=== YOUR TASK ===
Retype the entries exactly, but skip the pictures.

=== RECORDS FOR THE EXERCISE ===

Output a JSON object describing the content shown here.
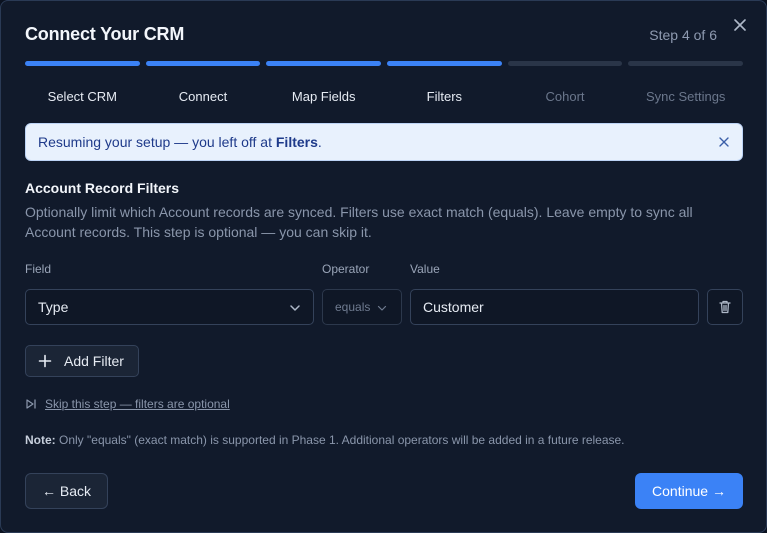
{
  "dialog": {
    "title": "Connect Your CRM",
    "step_count": "Step 4 of 6"
  },
  "progress": {
    "completed_steps": 4,
    "total_steps": 6
  },
  "steps": [
    {
      "label": "Select CRM"
    },
    {
      "label": "Connect"
    },
    {
      "label": "Map Fields"
    },
    {
      "label": "Filters"
    },
    {
      "label": "Cohort"
    },
    {
      "label": "Sync Settings"
    }
  ],
  "banner": {
    "text": "Resuming your setup — you left off at ",
    "step": "Filters",
    "suffix": "."
  },
  "section": {
    "title": "Account Record Filters",
    "description": "Optionally limit which Account records are synced. Filters use exact match (equals). Leave empty to sync all Account records. This step is optional — you can skip it."
  },
  "filters": {
    "field_label": "Field",
    "operator_label": "Operator",
    "value_label": "Value",
    "row": {
      "field": "Type",
      "operator": "equals",
      "value": "Customer"
    },
    "add_label": "Add Filter"
  },
  "skip_label": "Skip this step — filters are optional",
  "note": {
    "prefix": "Note:",
    "text": " Only \"equals\" (exact match) is supported in Phase 1. Additional operators will be added in a future release."
  },
  "footer": {
    "back_label": "← Back",
    "continue_label": "Continue →"
  },
  "colors": {
    "accent": "#3b82f6",
    "background": "#111a2b",
    "banner_bg": "#e8f1fd"
  }
}
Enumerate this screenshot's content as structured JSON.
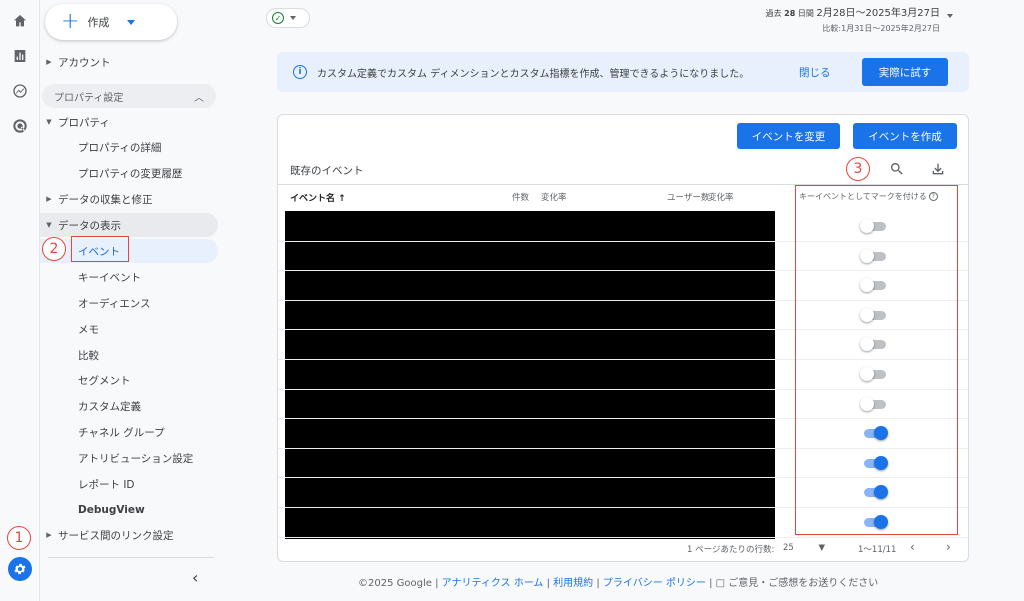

=== SOLUTION TO THE EXERCISE ===
Output a JSON object describing the content shown here.
{
  "dialog": {
    "title": "Connect Your CRM",
    "step_count": "Step 4 of 6"
  },
  "progress": {
    "completed_steps": 4,
    "total_steps": 6
  },
  "steps": [
    {
      "label": "Select CRM"
    },
    {
      "label": "Connect"
    },
    {
      "label": "Map Fields"
    },
    {
      "label": "Filters"
    },
    {
      "label": "Cohort"
    },
    {
      "label": "Sync Settings"
    }
  ],
  "banner": {
    "text": "Resuming your setup — you left off at ",
    "step": "Filters",
    "suffix": "."
  },
  "section": {
    "title": "Account Record Filters",
    "description": "Optionally limit which Account records are synced. Filters use exact match (equals). Leave empty to sync all Account records. This step is optional — you can skip it."
  },
  "filters": {
    "field_label": "Field",
    "operator_label": "Operator",
    "value_label": "Value",
    "row": {
      "field": "Type",
      "operator": "equals",
      "value": "Customer"
    },
    "add_label": "Add Filter"
  },
  "skip_label": "Skip this step — filters are optional",
  "note": {
    "prefix": "Note:",
    "text": " Only \"equals\" (exact match) is supported in Phase 1. Additional operators will be added in a future release."
  },
  "footer": {
    "back_label": "← Back",
    "continue_label": "Continue →"
  },
  "colors": {
    "accent": "#3b82f6",
    "background": "#111a2b",
    "banner_bg": "#e8f1fd"
  }
}
Enumerate this screenshot's content as structured JSON.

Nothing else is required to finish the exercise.